Introgression, Natural Selection, And Thermal Tolerance In Blue Mussels (Genus Mytilus)
- Author(s): Saarman, Norah P.
- Advisor(s): Pogson, Grant H
- et al.
My dissertation addressed questions of the origin and maintenance of biodiversity, and the genomic response to environmental change in blue mussels (genus Mytilus). In chapters One and Two I explored the nature of species barriers and the consequence of hybridization. The ecological and genetic factors determining the extent of introgression between species in secondary contact zones remain poorly understood. I investigated the relative importance of natural selection and the demographic expansion of invasive Mytilus galloprovincialis on the magnitude and the direction of introgression with the native M. trossulus in a hybrid zone in central California. I used double-digest restriction-site associated DNA sequencing (ddRADseq) to genotype 1,751 randomly-selected single nucleotide polymorphisms and accurately distinguish early and advanced generation hybrids for the first time in Mytilus. I found that ecologically based selection plays only a small direct role in maintaining reproductive isolation in the California hybrid zone, and that colonization history is an important control on the movement of genetic elements (i.e. introgression) during hybridization. Despite only low rates of hybridization between invasive Mediterranean blue mussel (M. galloprovincialis) and native blue mussel M. trossulus, introgression is occurring, and the geographic spread of M. galloprovincialis appears to drive the majority of introgression into the invasive species. My work reinforces the idea that demographic processes mediate the role played by natural selection in maintaining species barriers.

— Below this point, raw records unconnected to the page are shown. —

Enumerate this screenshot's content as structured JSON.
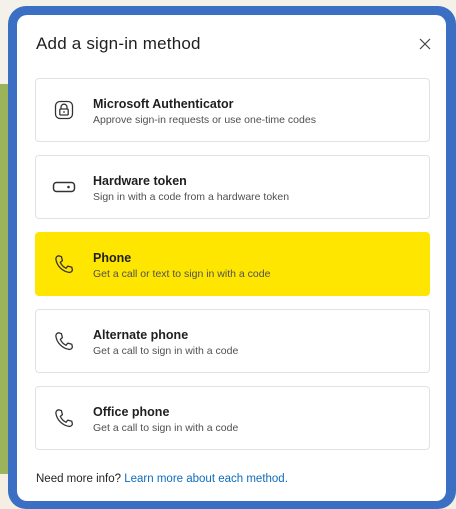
{
  "dialog": {
    "title": "Add a sign-in method",
    "close_icon": "close-icon",
    "options": [
      {
        "title": "Microsoft Authenticator",
        "description": "Approve sign-in requests or use one-time codes",
        "icon": "authenticator-lock-icon",
        "highlighted": false
      },
      {
        "title": "Hardware token",
        "description": "Sign in with a code from a hardware token",
        "icon": "hardware-token-icon",
        "highlighted": false
      },
      {
        "title": "Phone",
        "description": "Get a call or text to sign in with a code",
        "icon": "phone-icon",
        "highlighted": true
      },
      {
        "title": "Alternate phone",
        "description": "Get a call to sign in with a code",
        "icon": "phone-icon",
        "highlighted": false
      },
      {
        "title": "Office phone",
        "description": "Get a call to sign in with a code",
        "icon": "phone-icon",
        "highlighted": false
      }
    ],
    "footer": {
      "text": "Need more info?",
      "link_text": "Learn more about each method."
    }
  },
  "colors": {
    "frame": "#3a6fc4",
    "highlight": "#ffe600",
    "link": "#0f6cbd",
    "side_strip": "#9bb35a"
  }
}
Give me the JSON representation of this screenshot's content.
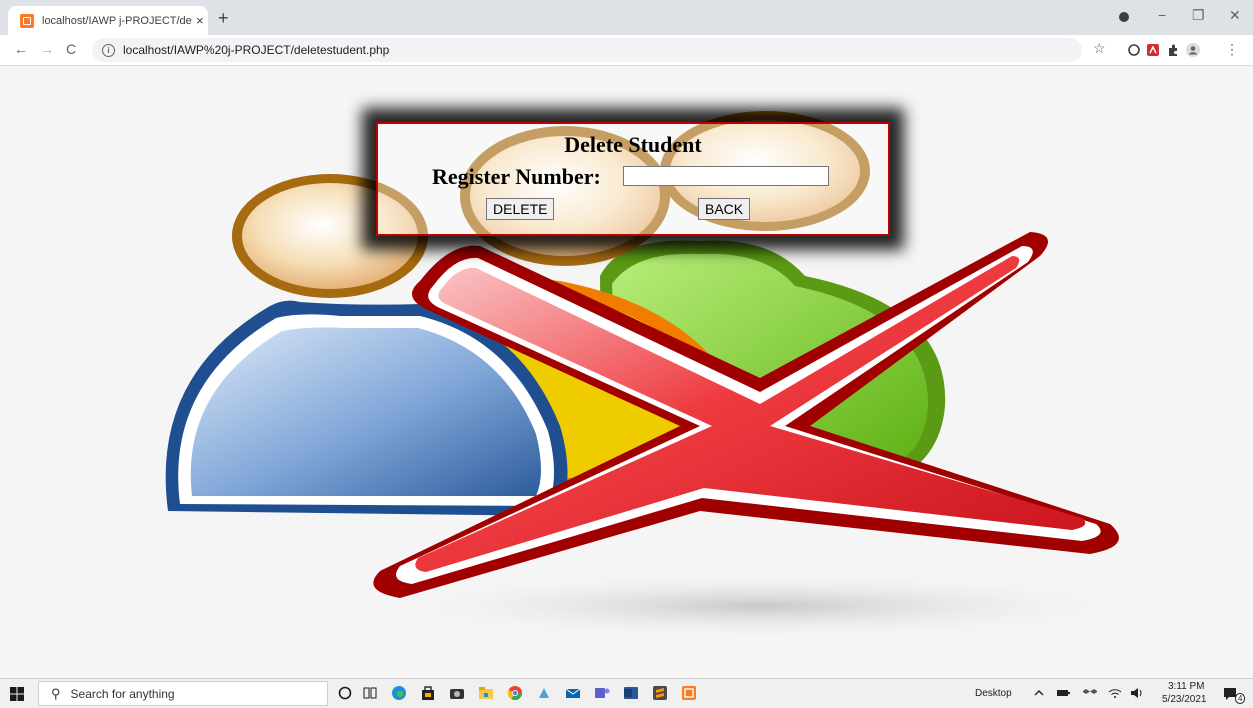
{
  "browser": {
    "tab_title": "localhost/IAWP j-PROJECT/delete",
    "tab_close": "×",
    "new_tab": "+",
    "url": "localhost/IAWP%20j-PROJECT/deletestudent.php",
    "nav_back": "←",
    "nav_forward": "→",
    "nav_reload": "C",
    "info_glyph": "i",
    "bookmark_star": "☆",
    "win_minimize": "−",
    "win_restore": "❐",
    "win_close": "✕",
    "menu_dots": "⋮"
  },
  "form": {
    "title": "Delete Student",
    "label": "Register Number:",
    "input_value": "",
    "delete_label": "DELETE",
    "back_label": "BACK"
  },
  "taskbar": {
    "search_placeholder": "Search for anything",
    "search_glyph": "⚲",
    "desktop_label": "Desktop",
    "time": "3:11 PM",
    "date": "5/23/2021",
    "notification_count": "4",
    "icons": [
      "cortana-icon",
      "task-view-icon",
      "edge-icon",
      "store-icon",
      "camera-icon",
      "file-explorer-icon",
      "chrome-icon",
      "photos-icon",
      "mail-icon",
      "teams-icon",
      "word-icon",
      "sublime-icon",
      "xampp-icon"
    ]
  },
  "colors": {
    "form_border": "#c00000",
    "cross_red": "#e8232a",
    "cross_dark": "#a00000",
    "person_blue": "#3f73b5",
    "person_yellow": "#f0d000",
    "person_green": "#6cc41a",
    "head_tan": "#f3d9b0"
  }
}
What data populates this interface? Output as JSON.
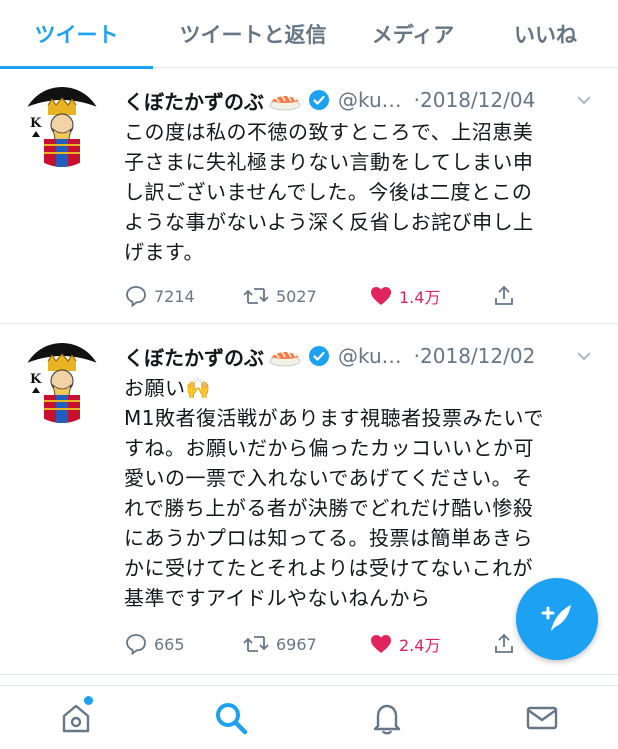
{
  "tabs": [
    "ツイート",
    "ツイートと返信",
    "メディア",
    "いいね"
  ],
  "colors": {
    "accent": "#1da1f2",
    "like": "#e0245e",
    "muted": "#657786"
  },
  "tweets": [
    {
      "name": "くぼたかずのぶ",
      "handle": "@ku…",
      "date": "·2018/12/04",
      "lines": [
        "この度は私の不徳の致すところで、上沼恵美",
        "子さまに失礼極まりない言動をしてしまい申",
        "し訳ございませんでした。今後は二度とこの",
        "ような事がないよう深く反省しお詫び申し上",
        "げます。"
      ],
      "replies": "7214",
      "retweets": "5027",
      "likes": "1.4万"
    },
    {
      "name": "くぼたかずのぶ",
      "handle": "@ku…",
      "date": "·2018/12/02",
      "lines": [
        "お願い🙌",
        "M1敗者復活戦があります視聴者投票みたいで",
        "すね。お願いだから偏ったカッコいいとか可",
        "愛いの一票で入れないであげてください。そ",
        "れで勝ち上がる者が決勝でどれだけ酷い惨殺",
        "にあうかプロは知ってる。投票は簡単あきら",
        "かに受けてたとそれよりは受けてないこれが",
        "基準ですアイドルやないねんから"
      ],
      "replies": "665",
      "retweets": "6967",
      "likes": "2.4万"
    }
  ],
  "icons": [
    "reply-icon",
    "retweet-icon",
    "heart-icon",
    "share-icon",
    "compose-icon",
    "home-icon",
    "search-icon",
    "notifications-icon",
    "messages-icon"
  ]
}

Chapter Three focused on the genetic consequences of large-scale environmental change. I developed new techniques using mRNA sequencing and ancestral state reconstruction to estimate rates of structurally stabilizing substitutions in blue mussels. I found that warm-adapted Mytilus galloprovincialis have higher rates of stabilizing substitutions than cold-adapted M. trossulus, which suggests that natural selection can efficiently modify structural properties of proteins to fine-tune thermal tolerance based on small changes in temperature of just several ˚C. As a whole, my dissertation reiterates the importance of demographic processes in controlling the movement of genetic material during hybridization, indicates introgression may contribute to invasive success, and documents subtle natural selection for changes in protein properties of warm adapted M. galloprovincialis.